      Atom may lose valence electrons quite to obtain a lower shell that contains an octet. Atoms that lose electrons acquire a positive charge as a result because they are left with fewer negatively charged electrons to balance the positive charges of the protons in the nucleus. Positively charged ions are called cations. Most metals become cations when they make ionic compounds.
    • 5.2: Sugar and Salt
      Both salt and sugar have radically different properties (both physical and chemical) than the constituent elements that make up these compounds. That is a central feature of chemical reactions as this chapter will discuss.
    • 5.3: Writing Formulas for Ionic Compounds
      Formulas for ionic compounds contain the symbols and number of each atom present in a compound in the lowest whole number ratio.
    • 5.4: Naming Inorganic Compounds
      The composition of a compound is represented by an empirical or molecular formula, each consisting of at least one formula unit. Covalent inorganic compounds are named using a procedure similar to that used for ionic compounds, whereas hydrocarbons use a system based on the number of bonds between carbon atoms. Covalent inorganic compounds are named by a procedure similar to that used for ionic compounds, using prefixes to indicate the numbers of atoms in the molecular formula.

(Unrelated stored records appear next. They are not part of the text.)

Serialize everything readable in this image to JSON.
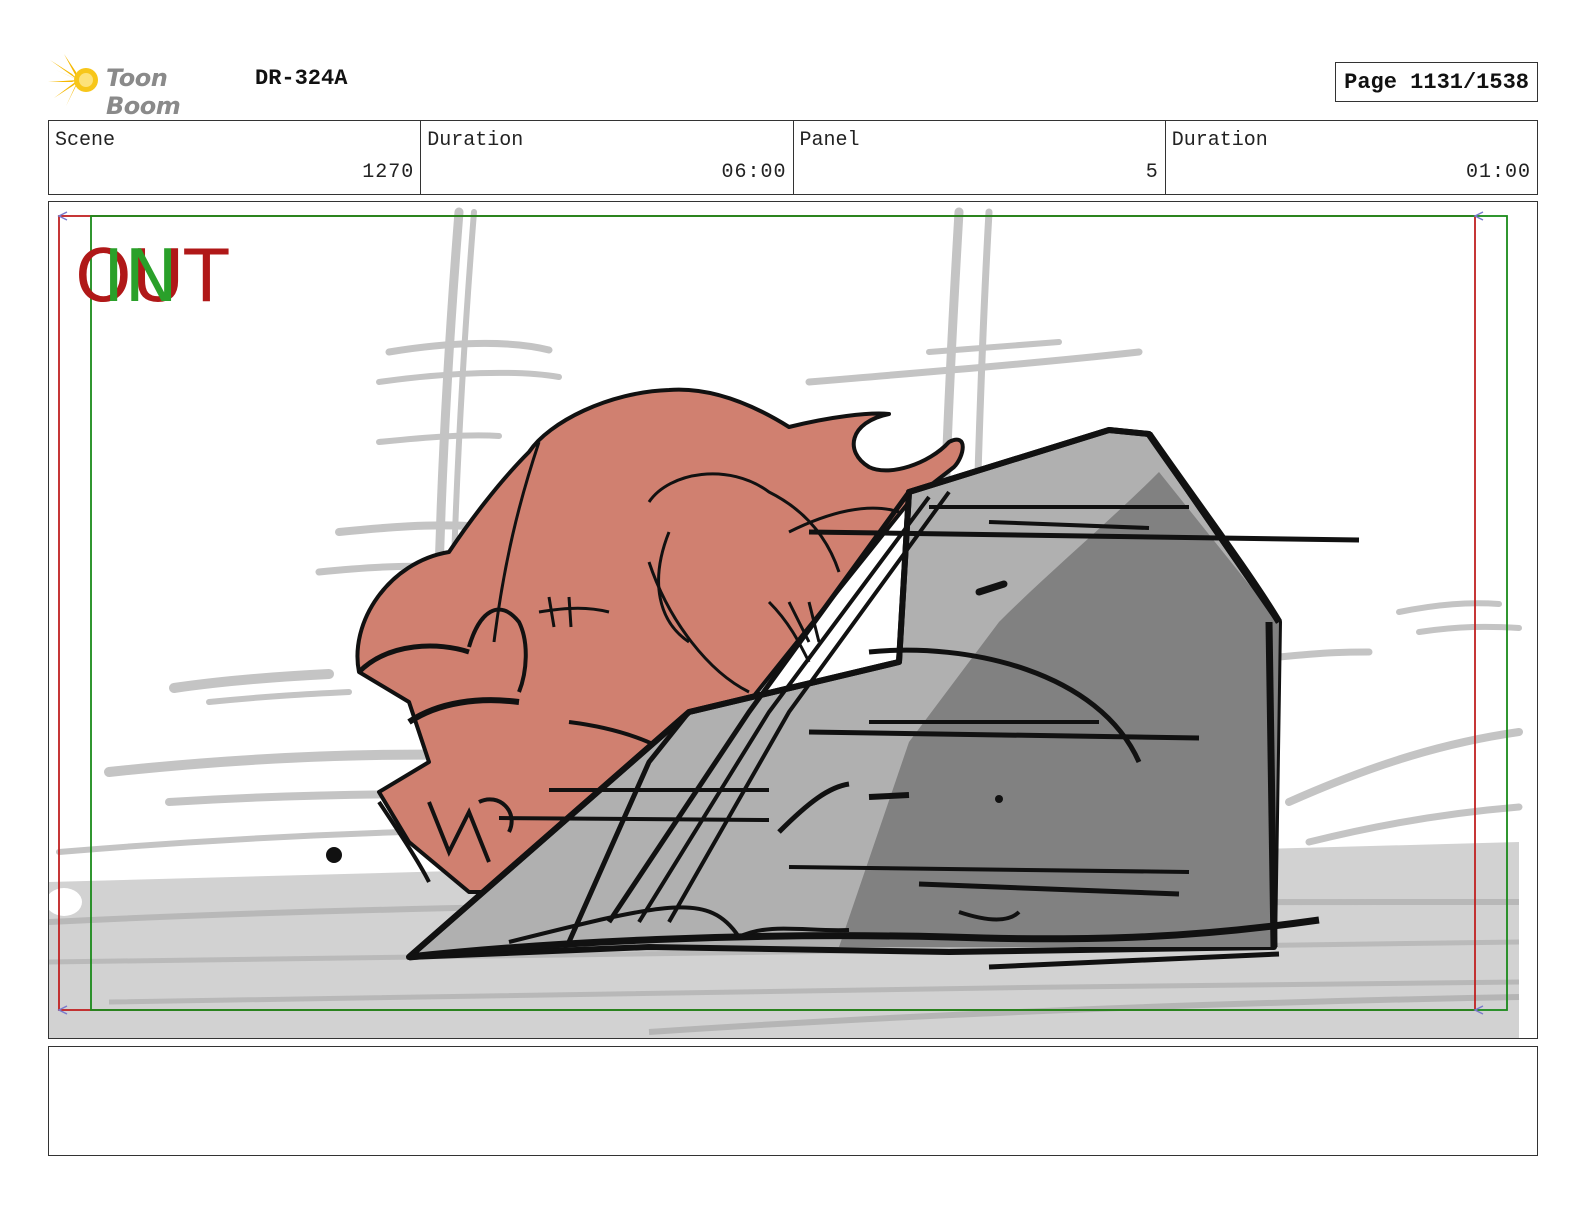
{
  "header": {
    "brand": "Toon Boom",
    "production_code": "DR-324A",
    "page_label": "Page 1131/1538"
  },
  "info": {
    "scene_label": "Scene",
    "scene_value": "1270",
    "scene_duration_label": "Duration",
    "scene_duration_value": "06:00",
    "panel_label": "Panel",
    "panel_value": "5",
    "panel_duration_label": "Duration",
    "panel_duration_value": "01:00"
  },
  "panel": {
    "out_marker": "OUT",
    "in_marker": "IN",
    "colors": {
      "out_frame": "#c02020",
      "in_frame": "#1a8a1a",
      "character_fill": "#d08070",
      "rock_light": "#b0b0b0",
      "rock_dark": "#808080"
    }
  },
  "notes": {
    "text": ""
  }
}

    • 5.5: Naming Ionic Compounds
      Ionic compounds are named by stating the cation first, followed by the anion. Positive and negative charges must balance. Some anions have multiple forms and are named accordingly with the use of roman numerals in parenthes. Ternary compounds are composed of three or more elements.
    • 5.6: Naming Acids
      An acid can be defined in several ways. The most straightforward definition is that an acid is a molecular compound that contains one or more hydrogen atoms and produces hydrogen ions when dissolved in water.